▸ **AIM OF THE EXERCISE**:
Write out the whole listing exactly as it is written below.

▸ **SOURCE INFORMATION**:
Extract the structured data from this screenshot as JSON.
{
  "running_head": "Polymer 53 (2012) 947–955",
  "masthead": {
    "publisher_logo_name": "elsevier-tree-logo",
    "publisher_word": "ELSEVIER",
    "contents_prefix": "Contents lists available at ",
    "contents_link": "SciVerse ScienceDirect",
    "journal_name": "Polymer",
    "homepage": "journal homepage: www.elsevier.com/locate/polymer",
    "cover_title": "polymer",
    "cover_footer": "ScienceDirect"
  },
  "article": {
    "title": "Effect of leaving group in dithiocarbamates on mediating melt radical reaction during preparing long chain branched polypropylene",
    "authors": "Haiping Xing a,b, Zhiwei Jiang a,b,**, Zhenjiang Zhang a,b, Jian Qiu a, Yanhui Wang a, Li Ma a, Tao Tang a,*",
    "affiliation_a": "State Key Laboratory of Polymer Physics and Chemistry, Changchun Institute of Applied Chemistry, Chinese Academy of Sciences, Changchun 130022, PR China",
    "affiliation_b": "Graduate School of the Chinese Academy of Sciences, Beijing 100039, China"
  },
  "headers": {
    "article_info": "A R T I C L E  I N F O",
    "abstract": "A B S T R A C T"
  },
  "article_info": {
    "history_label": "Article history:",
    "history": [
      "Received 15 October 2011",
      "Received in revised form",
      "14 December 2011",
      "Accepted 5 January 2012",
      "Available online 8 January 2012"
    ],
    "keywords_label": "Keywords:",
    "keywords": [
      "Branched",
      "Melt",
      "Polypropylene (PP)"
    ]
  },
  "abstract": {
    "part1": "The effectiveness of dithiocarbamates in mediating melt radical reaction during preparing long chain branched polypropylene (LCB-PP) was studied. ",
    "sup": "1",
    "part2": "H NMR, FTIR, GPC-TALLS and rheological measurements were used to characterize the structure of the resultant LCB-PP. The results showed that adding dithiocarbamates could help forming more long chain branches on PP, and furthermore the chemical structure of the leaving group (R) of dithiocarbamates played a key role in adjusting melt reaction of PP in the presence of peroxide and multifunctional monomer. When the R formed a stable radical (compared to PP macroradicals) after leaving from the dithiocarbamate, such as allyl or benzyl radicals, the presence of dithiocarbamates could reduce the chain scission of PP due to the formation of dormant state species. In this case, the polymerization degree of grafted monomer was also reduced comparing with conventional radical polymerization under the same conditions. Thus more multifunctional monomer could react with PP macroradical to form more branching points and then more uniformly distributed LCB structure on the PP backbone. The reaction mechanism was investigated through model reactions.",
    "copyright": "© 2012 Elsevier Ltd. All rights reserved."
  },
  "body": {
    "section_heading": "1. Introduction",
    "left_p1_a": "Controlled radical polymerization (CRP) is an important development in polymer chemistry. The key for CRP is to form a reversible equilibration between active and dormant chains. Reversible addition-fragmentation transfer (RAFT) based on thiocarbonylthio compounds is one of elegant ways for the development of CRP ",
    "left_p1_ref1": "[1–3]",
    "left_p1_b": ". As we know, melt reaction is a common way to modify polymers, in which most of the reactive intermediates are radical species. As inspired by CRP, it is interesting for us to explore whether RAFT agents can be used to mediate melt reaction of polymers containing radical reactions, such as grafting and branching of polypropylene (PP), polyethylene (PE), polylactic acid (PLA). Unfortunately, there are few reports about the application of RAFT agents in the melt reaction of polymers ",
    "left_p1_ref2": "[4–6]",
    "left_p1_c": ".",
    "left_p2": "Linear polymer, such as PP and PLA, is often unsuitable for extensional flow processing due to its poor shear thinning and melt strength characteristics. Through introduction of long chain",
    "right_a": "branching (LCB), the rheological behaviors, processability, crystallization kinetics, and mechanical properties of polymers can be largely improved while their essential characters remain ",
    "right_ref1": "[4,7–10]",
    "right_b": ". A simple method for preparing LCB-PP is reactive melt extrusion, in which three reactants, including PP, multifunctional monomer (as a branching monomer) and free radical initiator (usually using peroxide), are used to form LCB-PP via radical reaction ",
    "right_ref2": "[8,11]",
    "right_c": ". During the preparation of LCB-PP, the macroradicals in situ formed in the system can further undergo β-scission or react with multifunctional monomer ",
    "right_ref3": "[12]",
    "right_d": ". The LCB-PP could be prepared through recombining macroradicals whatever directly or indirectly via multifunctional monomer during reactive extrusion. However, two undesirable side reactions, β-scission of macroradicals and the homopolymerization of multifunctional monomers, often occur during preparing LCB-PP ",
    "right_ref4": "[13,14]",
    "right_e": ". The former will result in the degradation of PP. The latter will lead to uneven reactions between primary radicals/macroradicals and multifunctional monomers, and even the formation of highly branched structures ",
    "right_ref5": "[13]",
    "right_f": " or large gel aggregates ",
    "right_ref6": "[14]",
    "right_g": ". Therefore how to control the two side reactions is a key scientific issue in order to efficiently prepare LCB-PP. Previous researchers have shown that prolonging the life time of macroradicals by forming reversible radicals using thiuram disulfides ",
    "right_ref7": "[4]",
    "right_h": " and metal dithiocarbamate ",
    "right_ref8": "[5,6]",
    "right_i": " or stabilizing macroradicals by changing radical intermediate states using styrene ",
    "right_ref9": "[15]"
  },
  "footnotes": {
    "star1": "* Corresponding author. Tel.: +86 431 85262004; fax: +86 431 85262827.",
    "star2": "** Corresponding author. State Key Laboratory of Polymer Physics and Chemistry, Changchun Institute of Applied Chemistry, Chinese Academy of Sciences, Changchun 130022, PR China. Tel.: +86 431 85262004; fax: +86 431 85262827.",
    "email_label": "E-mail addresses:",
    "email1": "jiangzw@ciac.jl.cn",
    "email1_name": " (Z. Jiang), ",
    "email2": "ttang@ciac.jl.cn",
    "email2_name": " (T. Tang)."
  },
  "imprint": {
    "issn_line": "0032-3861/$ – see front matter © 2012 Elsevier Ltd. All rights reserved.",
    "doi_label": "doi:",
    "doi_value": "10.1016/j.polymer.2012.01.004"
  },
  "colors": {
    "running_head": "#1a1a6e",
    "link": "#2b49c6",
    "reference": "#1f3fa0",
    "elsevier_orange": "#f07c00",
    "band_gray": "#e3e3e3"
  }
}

▸ **EXERCISE OUTPUT**:
Extract the structured data from this screenshot as JSON.
{
  "running_head": "Polymer 53 (2012) 947–955",
  "masthead": {
    "publisher_logo_name": "elsevier-tree-logo",
    "publisher_word": "ELSEVIER",
    "contents_prefix": "Contents lists available at ",
    "contents_link": "SciVerse ScienceDirect",
    "journal_name": "Polymer",
    "homepage": "journal homepage: www.elsevier.com/locate/polymer",
    "cover_title": "polymer",
    "cover_footer": "ScienceDirect"
  },
  "article": {
    "title": "Effect of leaving group in dithiocarbamates on mediating melt radical reaction during preparing long chain branched polypropylene",
    "authors": "Haiping Xing a,b, Zhiwei Jiang a,b,**, Zhenjiang Zhang a,b, Jian Qiu a, Yanhui Wang a, Li Ma a, Tao Tang a,*",
    "affiliation_a": "State Key Laboratory of Polymer Physics and Chemistry, Changchun Institute of Applied Chemistry, Chinese Academy of Sciences, Changchun 130022, PR China",
    "affiliation_b": "Graduate School of the Chinese Academy of Sciences, Beijing 100039, China"
  },
  "headers": {
    "article_info": "A R T I C L E  I N F O",
    "abstract": "A B S T R A C T"
  },
  "article_info": {
    "history_label": "Article history:",
    "history": [
      "Received 15 October 2011",
      "Received in revised form",
      "14 December 2011",
      "Accepted 5 January 2012",
      "Available online 8 January 2012"
    ],
    "keywords_label": "Keywords:",
    "keywords": [
      "Branched",
      "Melt",
      "Polypropylene (PP)"
    ]
  },
  "abstract": {
    "part1": "The effectiveness of dithiocarbamates in mediating melt radical reaction during preparing long chain branched polypropylene (LCB-PP) was studied. ",
    "sup": "1",
    "part2": "H NMR, FTIR, GPC-TALLS and rheological measurements were used to characterize the structure of the resultant LCB-PP. The results showed that adding dithiocarbamates could help forming more long chain branches on PP, and furthermore the chemical structure of the leaving group (R) of dithiocarbamates played a key role in adjusting melt reaction of PP in the presence of peroxide and multifunctional monomer. When the R formed a stable radical (compared to PP macroradicals) after leaving from the dithiocarbamate, such as allyl or benzyl radicals, the presence of dithiocarbamates could reduce the chain scission of PP due to the formation of dormant state species. In this case, the polymerization degree of grafted monomer was also reduced comparing with conventional radical polymerization under the same conditions. Thus more multifunctional monomer could react with PP macroradical to form more branching points and then more uniformly distributed LCB structure on the PP backbone. The reaction mechanism was investigated through model reactions.",
    "copyright": "© 2012 Elsevier Ltd. All rights reserved."
  },
  "body": {
    "section_heading": "1. Introduction",
    "left_p1_a": "Controlled radical polymerization (CRP) is an important development in polymer chemistry. The key for CRP is to form a reversible equilibration between active and dormant chains. Reversible addition-fragmentation transfer (RAFT) based on thiocarbonylthio compounds is one of elegant ways for the development of CRP ",
    "left_p1_ref1": "[1–3]",
    "left_p1_b": ". As we know, melt reaction is a common way to modify polymers, in which most of the reactive intermediates are radical species. As inspired by CRP, it is interesting for us to explore whether RAFT agents can be used to mediate melt reaction of polymers containing radical reactions, such as grafting and branching of polypropylene (PP), polyethylene (PE), polylactic acid (PLA). Unfortunately, there are few reports about the application of RAFT agents in the melt reaction of polymers ",
    "left_p1_ref2": "[4–6]",
    "left_p1_c": ".",
    "left_p2": "Linear polymer, such as PP and PLA, is often unsuitable for extensional flow processing due to its poor shear thinning and melt strength characteristics. Through introduction of long chain",
    "right_a": "branching (LCB), the rheological behaviors, processability, crystallization kinetics, and mechanical properties of polymers can be largely improved while their essential characters remain ",
    "right_ref1": "[4,7–10]",
    "right_b": ". A simple method for preparing LCB-PP is reactive melt extrusion, in which three reactants, including PP, multifunctional monomer (as a branching monomer) and free radical initiator (usually using peroxide), are used to form LCB-PP via radical reaction ",
    "right_ref2": "[8,11]",
    "right_c": ". During the preparation of LCB-PP, the macroradicals in situ formed in the system can further undergo β-scission or react with multifunctional monomer ",
    "right_ref3": "[12]",
    "right_d": ". The LCB-PP could be prepared through recombining macroradicals whatever directly or indirectly via multifunctional monomer during reactive extrusion. However, two undesirable side reactions, β-scission of macroradicals and the homopolymerization of multifunctional monomers, often occur during preparing LCB-PP ",
    "right_ref4": "[13,14]",
    "right_e": ". The former will result in the degradation of PP. The latter will lead to uneven reactions between primary radicals/macroradicals and multifunctional monomers, and even the formation of highly branched structures ",
    "right_ref5": "[13]",
    "right_f": " or large gel aggregates ",
    "right_ref6": "[14]",
    "right_g": ". Therefore how to control the two side reactions is a key scientific issue in order to efficiently prepare LCB-PP. Previous researchers have shown that prolonging the life time of macroradicals by forming reversible radicals using thiuram disulfides ",
    "right_ref7": "[4]",
    "right_h": " and metal dithiocarbamate ",
    "right_ref8": "[5,6]",
    "right_i": " or stabilizing macroradicals by changing radical intermediate states using styrene ",
    "right_ref9": "[15]"
  },
  "footnotes": {
    "star1": "* Corresponding author. Tel.: +86 431 85262004; fax: +86 431 85262827.",
    "star2": "** Corresponding author. State Key Laboratory of Polymer Physics and Chemistry, Changchun Institute of Applied Chemistry, Chinese Academy of Sciences, Changchun 130022, PR China. Tel.: +86 431 85262004; fax: +86 431 85262827.",
    "email_label": "E-mail addresses:",
    "email1": "jiangzw@ciac.jl.cn",
    "email1_name": " (Z. Jiang), ",
    "email2": "ttang@ciac.jl.cn",
    "email2_name": " (T. Tang)."
  },
  "imprint": {
    "issn_line": "0032-3861/$ – see front matter © 2012 Elsevier Ltd. All rights reserved.",
    "doi_label": "doi:",
    "doi_value": "10.1016/j.polymer.2012.01.004"
  },
  "colors": {
    "running_head": "#1a1a6e",
    "link": "#2b49c6",
    "reference": "#1f3fa0",
    "elsevier_orange": "#f07c00",
    "band_gray": "#e3e3e3"
  }
}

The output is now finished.